▶ **WHAT YOU HAVE TO DO**:
Among the entries below, find the lines holding "before" and copy them.

(RECORDS FOR THIS TASK)

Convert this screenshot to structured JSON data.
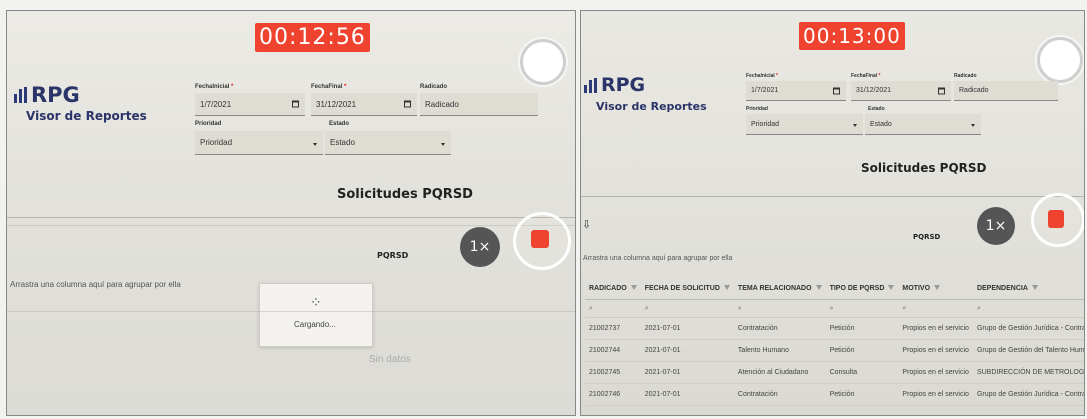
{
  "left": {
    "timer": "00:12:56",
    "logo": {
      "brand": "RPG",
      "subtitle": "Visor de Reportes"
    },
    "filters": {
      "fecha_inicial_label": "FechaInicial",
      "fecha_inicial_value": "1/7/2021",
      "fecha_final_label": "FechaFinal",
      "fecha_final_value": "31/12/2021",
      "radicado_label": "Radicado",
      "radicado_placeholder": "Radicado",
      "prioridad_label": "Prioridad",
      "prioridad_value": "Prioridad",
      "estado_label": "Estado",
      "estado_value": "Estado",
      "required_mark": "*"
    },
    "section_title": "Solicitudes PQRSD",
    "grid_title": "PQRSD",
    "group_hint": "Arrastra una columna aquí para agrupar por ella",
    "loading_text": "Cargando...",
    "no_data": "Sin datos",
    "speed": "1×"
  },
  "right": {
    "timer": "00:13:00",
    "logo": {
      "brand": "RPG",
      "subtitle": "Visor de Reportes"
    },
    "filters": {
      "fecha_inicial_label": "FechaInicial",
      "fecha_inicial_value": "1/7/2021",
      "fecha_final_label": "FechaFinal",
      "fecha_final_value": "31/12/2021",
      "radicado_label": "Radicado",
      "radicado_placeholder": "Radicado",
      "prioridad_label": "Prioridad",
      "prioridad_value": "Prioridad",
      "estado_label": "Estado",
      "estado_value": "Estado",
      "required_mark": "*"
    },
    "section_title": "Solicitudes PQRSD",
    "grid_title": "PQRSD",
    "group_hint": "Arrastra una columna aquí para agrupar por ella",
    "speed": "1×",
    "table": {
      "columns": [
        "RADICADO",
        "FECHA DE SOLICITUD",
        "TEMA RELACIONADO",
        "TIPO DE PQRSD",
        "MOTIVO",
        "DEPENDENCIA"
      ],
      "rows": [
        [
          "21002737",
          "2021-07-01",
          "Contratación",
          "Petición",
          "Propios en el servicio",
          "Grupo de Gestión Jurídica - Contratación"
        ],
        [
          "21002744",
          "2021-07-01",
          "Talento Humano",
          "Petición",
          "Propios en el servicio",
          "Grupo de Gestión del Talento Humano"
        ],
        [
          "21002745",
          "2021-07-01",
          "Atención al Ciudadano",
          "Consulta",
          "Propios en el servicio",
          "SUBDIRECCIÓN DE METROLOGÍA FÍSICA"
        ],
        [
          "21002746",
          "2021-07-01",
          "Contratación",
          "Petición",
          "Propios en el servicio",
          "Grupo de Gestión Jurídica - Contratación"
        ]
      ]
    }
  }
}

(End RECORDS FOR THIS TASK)
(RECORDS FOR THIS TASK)

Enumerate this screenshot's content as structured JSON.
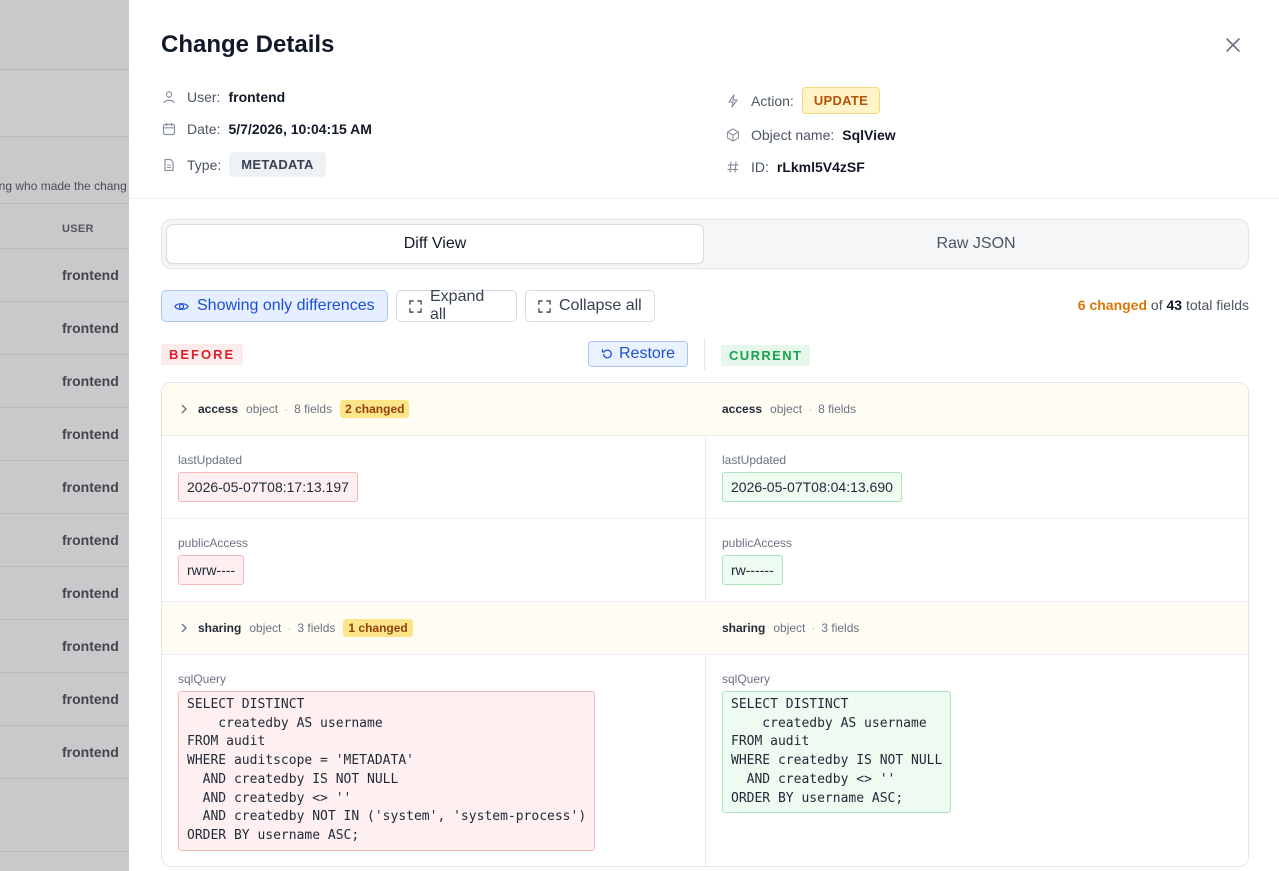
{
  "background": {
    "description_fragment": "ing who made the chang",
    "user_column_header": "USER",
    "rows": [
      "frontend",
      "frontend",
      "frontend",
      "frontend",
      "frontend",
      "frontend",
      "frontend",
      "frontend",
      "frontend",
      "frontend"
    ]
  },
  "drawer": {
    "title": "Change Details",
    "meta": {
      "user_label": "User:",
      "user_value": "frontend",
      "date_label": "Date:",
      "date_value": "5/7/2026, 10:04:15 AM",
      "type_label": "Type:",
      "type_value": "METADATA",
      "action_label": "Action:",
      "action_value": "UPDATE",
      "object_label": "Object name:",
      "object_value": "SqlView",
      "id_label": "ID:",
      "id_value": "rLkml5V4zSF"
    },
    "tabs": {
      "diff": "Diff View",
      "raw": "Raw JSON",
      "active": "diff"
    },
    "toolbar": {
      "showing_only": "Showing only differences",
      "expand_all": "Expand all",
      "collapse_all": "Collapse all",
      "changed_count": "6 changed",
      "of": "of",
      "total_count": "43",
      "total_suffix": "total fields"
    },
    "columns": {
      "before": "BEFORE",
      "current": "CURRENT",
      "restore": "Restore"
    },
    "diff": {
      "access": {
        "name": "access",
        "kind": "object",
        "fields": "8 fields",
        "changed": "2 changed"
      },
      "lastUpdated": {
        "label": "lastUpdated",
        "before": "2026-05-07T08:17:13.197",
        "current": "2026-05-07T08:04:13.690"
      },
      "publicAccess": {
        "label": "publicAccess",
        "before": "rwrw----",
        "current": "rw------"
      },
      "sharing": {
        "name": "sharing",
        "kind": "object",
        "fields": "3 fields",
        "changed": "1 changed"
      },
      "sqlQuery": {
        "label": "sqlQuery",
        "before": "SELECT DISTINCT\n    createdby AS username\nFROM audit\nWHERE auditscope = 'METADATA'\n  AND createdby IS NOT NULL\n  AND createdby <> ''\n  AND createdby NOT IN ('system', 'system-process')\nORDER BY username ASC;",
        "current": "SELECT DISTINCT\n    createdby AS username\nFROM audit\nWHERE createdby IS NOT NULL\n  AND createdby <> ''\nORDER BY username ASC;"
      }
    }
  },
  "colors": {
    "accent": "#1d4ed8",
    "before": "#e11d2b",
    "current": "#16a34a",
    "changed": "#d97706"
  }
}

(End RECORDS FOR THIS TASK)

▶ **ANSWER TO THE PROBLEM**:
      "before": "BEFORE",
        "before": "2026-05-07T08:17:13.197",
        "before": "rwrw----",
        "before": "SELECT DISTINCT\n    createdby AS username\nFROM audit\nWHERE auditscope = 'METADATA'\n  AND createdby IS NOT NULL\n  AND createdby <> ''\n  AND createdby NOT IN ('system', 'system-process')\nORDER BY username ASC;",
    "before": "#e11d2b",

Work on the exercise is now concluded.